  1. While we are on the subject of welding rod storage, it seems that there are always a few people who mistake holding ovens with drying or rebaking. Looking at the table below, we find E7018 should be held or stored at 50°F – 250°F above ambient temperature. If the rod flux may have absorbed excess moisture, then it may be reconditioned by drying or rebaking. That requires a temperature of 500°F – 800°F for 1-2 hours for E7018. Looking at the specifications for one manufacturer of electrode ovens, their holding ovens are capable of 550°F plus or minus 25°. That would just barely meet the minimum rebaking temperature specified in Table A3. The same manufacturer offers another purpose-built oven capable of reaching 800°F. The two big differences in their construction are the electric heating elements and the insulation thickness.

As you can see, weld inspection includes much more than just looking at the finished product. The best advice for an inspector is to stop for a moment and think about every element which goes into making a weld. That can become the inspector’s checklist for review, inspection, and verification.

 

TABLE A3
Typical Storage and Drying Conditions for Covered Arc Welding Electrodes

AWS Classification Storage Conditions(1,2) Drying Conditions(3)
A5.1 A5.1M Ambient Air Holding Ovens
E6010, E6011 E4310, E4311 Ambient temperature Not recommended Not recommended
E6012, E6013
E6019, E6020,
E6022, E6027,
E7014, E7024,
E7027
E4312, E4313
E4319, E4320,
E4322, E4327,
E4914, E4924,
E4927
80ºF ± 20ºF
[30ºC ± 10ºC]
50% max.
relative humidity
20ºF to 40ºF
[10ºC to 20ºC]
above ambient
temperature
275ºF ± 25ºF
[135ºC ± 15ºC]
1 hr at temperature
E6018, E7015
E7016, E7018,
E7028, E7018M,
E7048
E4318, E4915
E4916, E4918,
E4928, E4918M,
E4948
Not recommended 50ºF to 250ºF
[30ºC to 140ºC]
above ambient
temperature
500ºF to 800ºF
[260ºC to 425ºC]
1-2 hr at
temperature

Notes:

(1) After removal from manufacturer's packaging.
(2) Some of these electrode classifications may be designated as meeting low moisture absorbing requirements.
(3) Because of inherent differences in covering composition, the manufacturers should be consulted for the exact drying conditions.

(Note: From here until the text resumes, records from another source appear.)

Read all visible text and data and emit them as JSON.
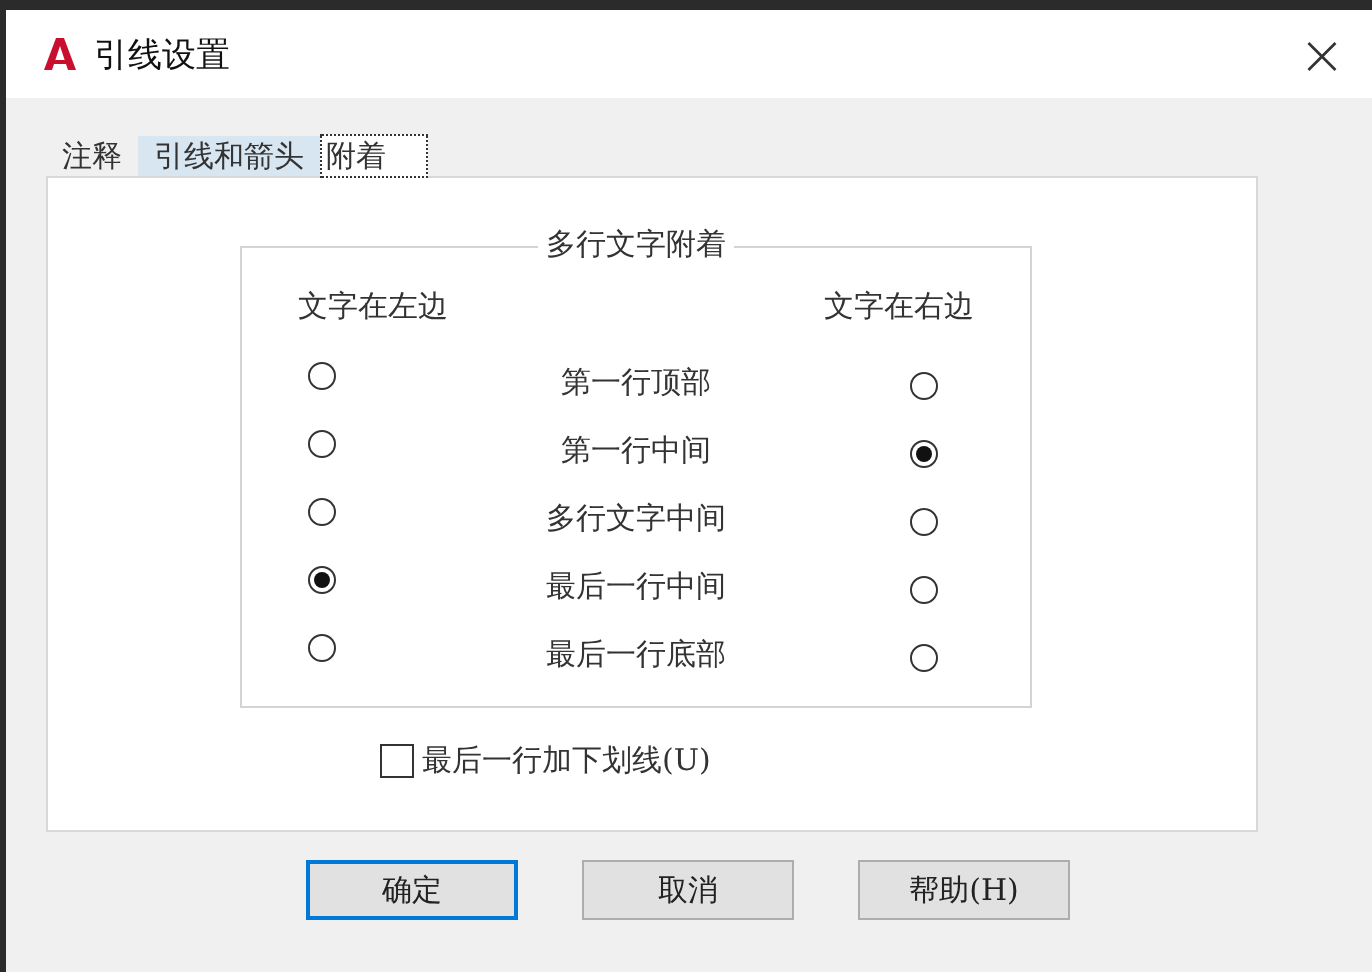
{
  "window": {
    "title": "引线设置",
    "close": "×"
  },
  "tabs": [
    {
      "label": "注释",
      "selected": false,
      "hover": false
    },
    {
      "label": "引线和箭头",
      "selected": false,
      "hover": true
    },
    {
      "label": "附着",
      "selected": true,
      "hover": false
    }
  ],
  "group": {
    "title": "多行文字附着",
    "left_heading": "文字在左边",
    "right_heading": "文字在右边",
    "rows": [
      {
        "label": "第一行顶部",
        "left_selected": false,
        "right_selected": false
      },
      {
        "label": "第一行中间",
        "left_selected": false,
        "right_selected": true
      },
      {
        "label": "多行文字中间",
        "left_selected": false,
        "right_selected": false
      },
      {
        "label": "最后一行中间",
        "left_selected": true,
        "right_selected": false
      },
      {
        "label": "最后一行底部",
        "left_selected": false,
        "right_selected": false
      }
    ]
  },
  "underline_option": {
    "label": "最后一行加下划线(U)",
    "checked": false
  },
  "buttons": [
    {
      "label": "确定",
      "default": true
    },
    {
      "label": "取消",
      "default": false
    },
    {
      "label": "帮助(H)",
      "default": false
    }
  ]
}
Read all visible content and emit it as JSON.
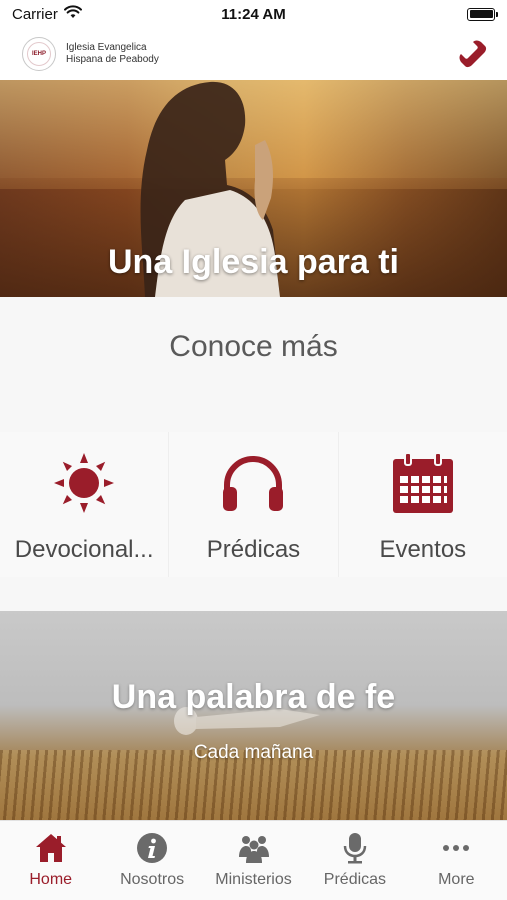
{
  "status_bar": {
    "carrier": "Carrier",
    "time": "11:24 AM"
  },
  "header": {
    "brand_line1": "Iglesia Evangelica",
    "brand_line2": "Hispana de Peabody",
    "logo_text": "IEHP",
    "phone_icon": "phone-icon"
  },
  "hero": {
    "title": "Una Iglesia para ti"
  },
  "conoce": {
    "title": "Conoce más",
    "cards": [
      {
        "label": "Devocional...",
        "icon": "sun-icon"
      },
      {
        "label": "Prédicas",
        "icon": "headphones-icon"
      },
      {
        "label": "Eventos",
        "icon": "calendar-icon"
      }
    ]
  },
  "promo": {
    "title": "Una palabra de fe",
    "subtitle": "Cada mañana"
  },
  "tabs": [
    {
      "label": "Home",
      "icon": "home-icon",
      "active": true
    },
    {
      "label": "Nosotros",
      "icon": "info-icon",
      "active": false
    },
    {
      "label": "Ministerios",
      "icon": "people-icon",
      "active": false
    },
    {
      "label": "Prédicas",
      "icon": "microphone-icon",
      "active": false
    },
    {
      "label": "More",
      "icon": "more-icon",
      "active": false
    }
  ],
  "colors": {
    "accent": "#9a1d2a",
    "tab_inactive": "#666666",
    "text_gray": "#5a5a5a"
  }
}
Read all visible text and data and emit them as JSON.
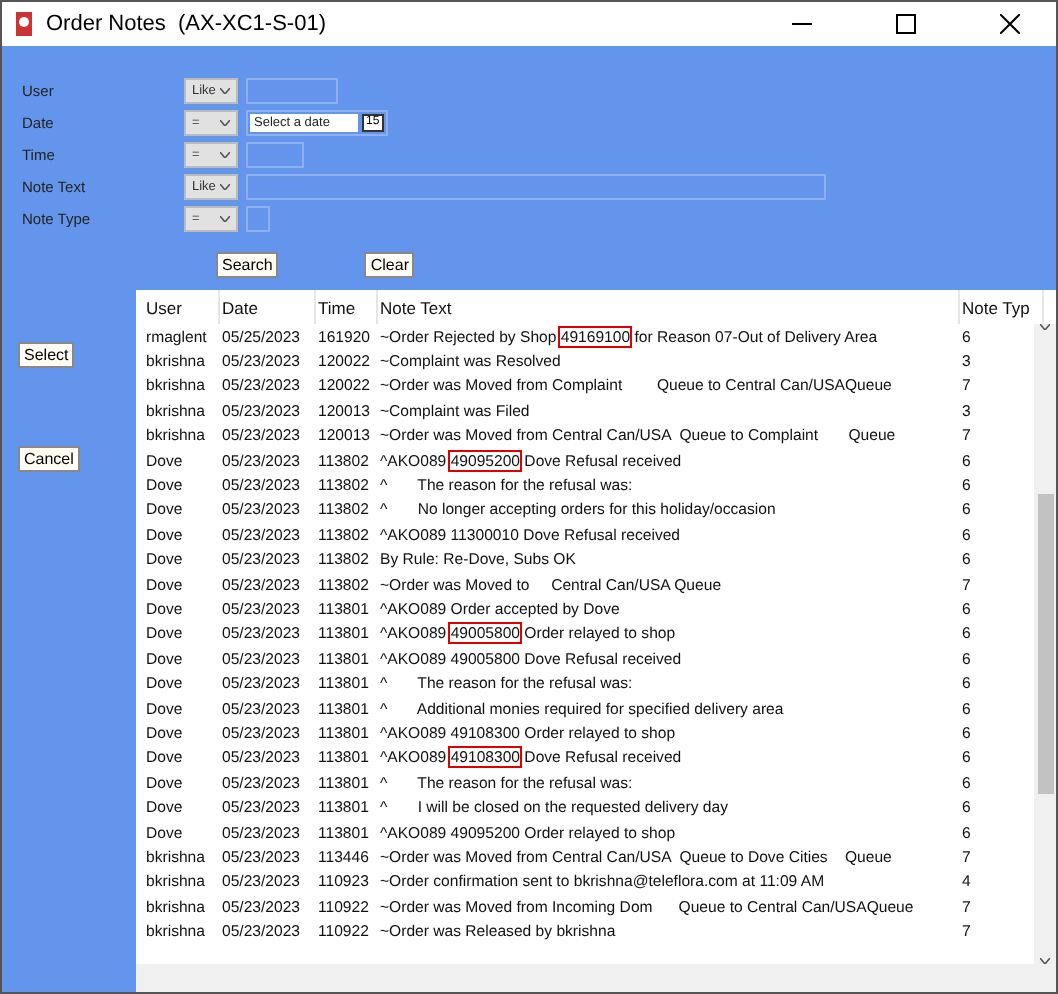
{
  "window": {
    "title": "Order Notes  (AX-XC1-S-01)"
  },
  "filters": [
    {
      "label": "User",
      "operator": "Like",
      "kind": "text"
    },
    {
      "label": "Date",
      "operator": "=",
      "kind": "date",
      "placeholder": "Select a date",
      "calendar": "15"
    },
    {
      "label": "Time",
      "operator": "=",
      "kind": "text"
    },
    {
      "label": "Note Text",
      "operator": "Like",
      "kind": "text"
    },
    {
      "label": "Note Type",
      "operator": "=",
      "kind": "text"
    }
  ],
  "search_button": "Search",
  "clear_button": "Clear",
  "side_buttons": [
    "Select",
    "Cancel"
  ],
  "table": {
    "columns": [
      "User",
      "Date",
      "Time",
      "Note Text",
      "Note Typ"
    ],
    "rows": [
      {
        "user": "rmaglent",
        "date": "05/25/2023",
        "time": "161920",
        "note": [
          {
            "text": "~Order Rejected by Shop ",
            "boxed": false
          },
          {
            "text": "49169100",
            "boxed": true
          },
          {
            "text": " for Reason 07-Out of Delivery Area",
            "boxed": false
          }
        ],
        "type": "6"
      },
      {
        "user": "bkrishna",
        "date": "05/23/2023",
        "time": "120022",
        "note": [
          {
            "text": "~Complaint was Resolved",
            "boxed": false
          }
        ],
        "type": "3"
      },
      {
        "user": "bkrishna",
        "date": "05/23/2023",
        "time": "120022",
        "note": [
          {
            "text": "~Order was Moved from Complaint        Queue to Central Can/USAQueue",
            "boxed": false
          }
        ],
        "type": "7"
      },
      {
        "user": "bkrishna",
        "date": "05/23/2023",
        "time": "120013",
        "note": [
          {
            "text": "~Complaint was Filed",
            "boxed": false
          }
        ],
        "type": "3"
      },
      {
        "user": "bkrishna",
        "date": "05/23/2023",
        "time": "120013",
        "note": [
          {
            "text": "~Order was Moved from Central Can/USA  Queue to Complaint       Queue",
            "boxed": false
          }
        ],
        "type": "7"
      },
      {
        "user": "Dove",
        "date": "05/23/2023",
        "time": "113802",
        "note": [
          {
            "text": "^AKO089 ",
            "boxed": false
          },
          {
            "text": "49095200",
            "boxed": true
          },
          {
            "text": " Dove Refusal received",
            "boxed": false
          }
        ],
        "type": "6"
      },
      {
        "user": "Dove",
        "date": "05/23/2023",
        "time": "113802",
        "note": [
          {
            "text": "^       The reason for the refusal was:",
            "boxed": false
          }
        ],
        "type": "6"
      },
      {
        "user": "Dove",
        "date": "05/23/2023",
        "time": "113802",
        "note": [
          {
            "text": "^       No longer accepting orders for this holiday/occasion",
            "boxed": false
          }
        ],
        "type": "6"
      },
      {
        "user": "Dove",
        "date": "05/23/2023",
        "time": "113802",
        "note": [
          {
            "text": "^AKO089 11300010 Dove Refusal received",
            "boxed": false
          }
        ],
        "type": "6"
      },
      {
        "user": "Dove",
        "date": "05/23/2023",
        "time": "113802",
        "note": [
          {
            "text": "By Rule: Re-Dove, Subs OK",
            "boxed": false
          }
        ],
        "type": "6"
      },
      {
        "user": "Dove",
        "date": "05/23/2023",
        "time": "113802",
        "note": [
          {
            "text": "~Order was Moved to     Central Can/USA Queue",
            "boxed": false
          }
        ],
        "type": "7"
      },
      {
        "user": "Dove",
        "date": "05/23/2023",
        "time": "113801",
        "note": [
          {
            "text": "^AKO089 Order accepted by Dove",
            "boxed": false
          }
        ],
        "type": "6"
      },
      {
        "user": "Dove",
        "date": "05/23/2023",
        "time": "113801",
        "note": [
          {
            "text": "^AKO089 ",
            "boxed": false
          },
          {
            "text": "49005800",
            "boxed": true
          },
          {
            "text": " Order relayed to shop",
            "boxed": false
          }
        ],
        "type": "6"
      },
      {
        "user": "Dove",
        "date": "05/23/2023",
        "time": "113801",
        "note": [
          {
            "text": "^AKO089 49005800 Dove Refusal received",
            "boxed": false
          }
        ],
        "type": "6"
      },
      {
        "user": "Dove",
        "date": "05/23/2023",
        "time": "113801",
        "note": [
          {
            "text": "^       The reason for the refusal was:",
            "boxed": false
          }
        ],
        "type": "6"
      },
      {
        "user": "Dove",
        "date": "05/23/2023",
        "time": "113801",
        "note": [
          {
            "text": "^       Additional monies required for specified delivery area",
            "boxed": false
          }
        ],
        "type": "6"
      },
      {
        "user": "Dove",
        "date": "05/23/2023",
        "time": "113801",
        "note": [
          {
            "text": "^AKO089 49108300 Order relayed to shop",
            "boxed": false
          }
        ],
        "type": "6"
      },
      {
        "user": "Dove",
        "date": "05/23/2023",
        "time": "113801",
        "note": [
          {
            "text": "^AKO089 ",
            "boxed": false
          },
          {
            "text": "49108300",
            "boxed": true
          },
          {
            "text": " Dove Refusal received",
            "boxed": false
          }
        ],
        "type": "6"
      },
      {
        "user": "Dove",
        "date": "05/23/2023",
        "time": "113801",
        "note": [
          {
            "text": "^       The reason for the refusal was:",
            "boxed": false
          }
        ],
        "type": "6"
      },
      {
        "user": "Dove",
        "date": "05/23/2023",
        "time": "113801",
        "note": [
          {
            "text": "^       I will be closed on the requested delivery day",
            "boxed": false
          }
        ],
        "type": "6"
      },
      {
        "user": "Dove",
        "date": "05/23/2023",
        "time": "113801",
        "note": [
          {
            "text": "^AKO089 49095200 Order relayed to shop",
            "boxed": false
          }
        ],
        "type": "6"
      },
      {
        "user": "bkrishna",
        "date": "05/23/2023",
        "time": "113446",
        "note": [
          {
            "text": "~Order was Moved from Central Can/USA  Queue to Dove Cities    Queue",
            "boxed": false
          }
        ],
        "type": "7"
      },
      {
        "user": "bkrishna",
        "date": "05/23/2023",
        "time": "110923",
        "note": [
          {
            "text": "~Order confirmation sent to bkrishna@teleflora.com at 11:09 AM",
            "boxed": false
          }
        ],
        "type": "4"
      },
      {
        "user": "bkrishna",
        "date": "05/23/2023",
        "time": "110922",
        "note": [
          {
            "text": "~Order was Moved from Incoming Dom      Queue to Central Can/USAQueue",
            "boxed": false
          }
        ],
        "type": "7"
      },
      {
        "user": "bkrishna",
        "date": "05/23/2023",
        "time": "110922",
        "note": [
          {
            "text": "~Order was Released by bkrishna",
            "boxed": false
          }
        ],
        "type": "7"
      }
    ]
  }
}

Table and Notes reprinted from ASME 2007 BPVC, Section II-Part C, by permission of the American Society of Mechanical Engineers. All rights reserved.